Here’s a good way to organize each answer, using as many paragraphs as you need depending on how many points you will address:
- Intro paragraph–Reword the writing prompt and make clear what position you will take.
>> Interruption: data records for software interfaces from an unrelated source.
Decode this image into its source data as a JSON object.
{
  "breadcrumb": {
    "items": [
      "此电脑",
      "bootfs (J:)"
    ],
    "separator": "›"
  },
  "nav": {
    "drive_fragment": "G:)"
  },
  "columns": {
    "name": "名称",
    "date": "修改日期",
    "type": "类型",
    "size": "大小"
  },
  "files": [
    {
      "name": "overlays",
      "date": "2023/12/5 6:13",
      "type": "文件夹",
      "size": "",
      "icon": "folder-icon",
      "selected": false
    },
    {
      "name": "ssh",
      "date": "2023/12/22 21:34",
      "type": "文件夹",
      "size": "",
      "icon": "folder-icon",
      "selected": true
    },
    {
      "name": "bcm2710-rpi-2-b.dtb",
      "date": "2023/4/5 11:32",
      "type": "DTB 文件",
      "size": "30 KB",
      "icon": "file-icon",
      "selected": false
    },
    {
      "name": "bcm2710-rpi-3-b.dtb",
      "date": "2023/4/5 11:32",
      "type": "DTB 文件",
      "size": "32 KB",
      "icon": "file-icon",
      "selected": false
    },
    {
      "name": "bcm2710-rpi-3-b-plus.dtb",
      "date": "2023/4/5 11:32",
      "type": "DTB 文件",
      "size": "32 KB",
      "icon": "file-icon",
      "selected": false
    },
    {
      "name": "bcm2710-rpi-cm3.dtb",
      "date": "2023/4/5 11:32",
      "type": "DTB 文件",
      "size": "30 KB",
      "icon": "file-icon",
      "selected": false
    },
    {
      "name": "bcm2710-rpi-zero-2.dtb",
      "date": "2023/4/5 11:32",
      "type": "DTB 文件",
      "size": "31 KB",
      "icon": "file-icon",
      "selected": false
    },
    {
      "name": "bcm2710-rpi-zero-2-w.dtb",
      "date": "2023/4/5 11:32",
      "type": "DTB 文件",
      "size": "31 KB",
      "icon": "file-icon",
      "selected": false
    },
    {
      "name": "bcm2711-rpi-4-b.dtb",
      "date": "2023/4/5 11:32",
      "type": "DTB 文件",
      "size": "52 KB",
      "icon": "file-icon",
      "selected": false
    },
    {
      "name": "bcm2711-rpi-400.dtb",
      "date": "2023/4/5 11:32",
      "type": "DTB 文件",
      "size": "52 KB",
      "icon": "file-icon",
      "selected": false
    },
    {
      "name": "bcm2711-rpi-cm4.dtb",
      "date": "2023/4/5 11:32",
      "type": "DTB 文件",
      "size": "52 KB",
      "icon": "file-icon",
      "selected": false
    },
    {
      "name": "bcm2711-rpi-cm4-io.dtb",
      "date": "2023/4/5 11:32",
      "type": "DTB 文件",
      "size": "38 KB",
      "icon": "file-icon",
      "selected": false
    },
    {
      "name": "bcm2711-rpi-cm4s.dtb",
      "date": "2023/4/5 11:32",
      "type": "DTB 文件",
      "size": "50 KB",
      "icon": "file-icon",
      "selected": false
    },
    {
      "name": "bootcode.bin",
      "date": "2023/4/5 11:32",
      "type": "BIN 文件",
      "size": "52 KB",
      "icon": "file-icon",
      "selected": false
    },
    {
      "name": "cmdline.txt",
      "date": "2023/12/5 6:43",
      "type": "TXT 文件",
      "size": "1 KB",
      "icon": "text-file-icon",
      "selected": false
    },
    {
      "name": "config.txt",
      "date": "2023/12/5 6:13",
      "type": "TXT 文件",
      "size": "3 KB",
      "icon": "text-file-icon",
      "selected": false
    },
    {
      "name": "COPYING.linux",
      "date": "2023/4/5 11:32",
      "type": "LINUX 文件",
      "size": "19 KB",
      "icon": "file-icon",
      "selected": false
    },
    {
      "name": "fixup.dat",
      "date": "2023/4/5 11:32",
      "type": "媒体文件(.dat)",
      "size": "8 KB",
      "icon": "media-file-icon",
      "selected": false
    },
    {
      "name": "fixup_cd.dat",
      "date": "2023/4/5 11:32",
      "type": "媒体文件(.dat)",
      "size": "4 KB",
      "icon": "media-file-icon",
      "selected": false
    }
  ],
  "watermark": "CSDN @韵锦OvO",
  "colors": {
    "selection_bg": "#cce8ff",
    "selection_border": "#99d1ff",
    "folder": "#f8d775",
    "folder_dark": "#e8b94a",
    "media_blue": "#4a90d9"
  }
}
Perhaps you will claim that Text X does demonstrate Ethics Y.
- Paragraph with details about the first point and examples supporting your claim.
- Paragraph with details about the second point and examples supporting your claim.
- Paragraph with details about the third point and examples supporting your claim.
- The paragraph describing the opposing viewpoint and examples–ways that Text X does not demonstrate Ethics Y.
A concluding paragraph is not necessary for an essay exam in my classes because such paragraphs are usually no more than some version of, “So there you have it!” But feel free to include a concluding paragraph if you wouldn’t feel right otherwise.
Remember that philosophy doesn’t traffic incorrect answers (with the exception of formal logic, which we are not doing here). Philosophy depends, instead, on good arguments: a claim supported by reasons which are, in turn, supported by evidence from the reading.
Criteria for the grade include the level of skill in discussing deontology and virtue ethics, the level of detail in evaluating the texts (King, Plato, Press) against the ethical system, and your use of conventional English in writing the paper.
notes provided by professor
http://people.brandeis.edu/~teuber/Bedau_Civil_Disobedience_in_focus.pdf (this is the pdf of book from page 68-82) for the above essay.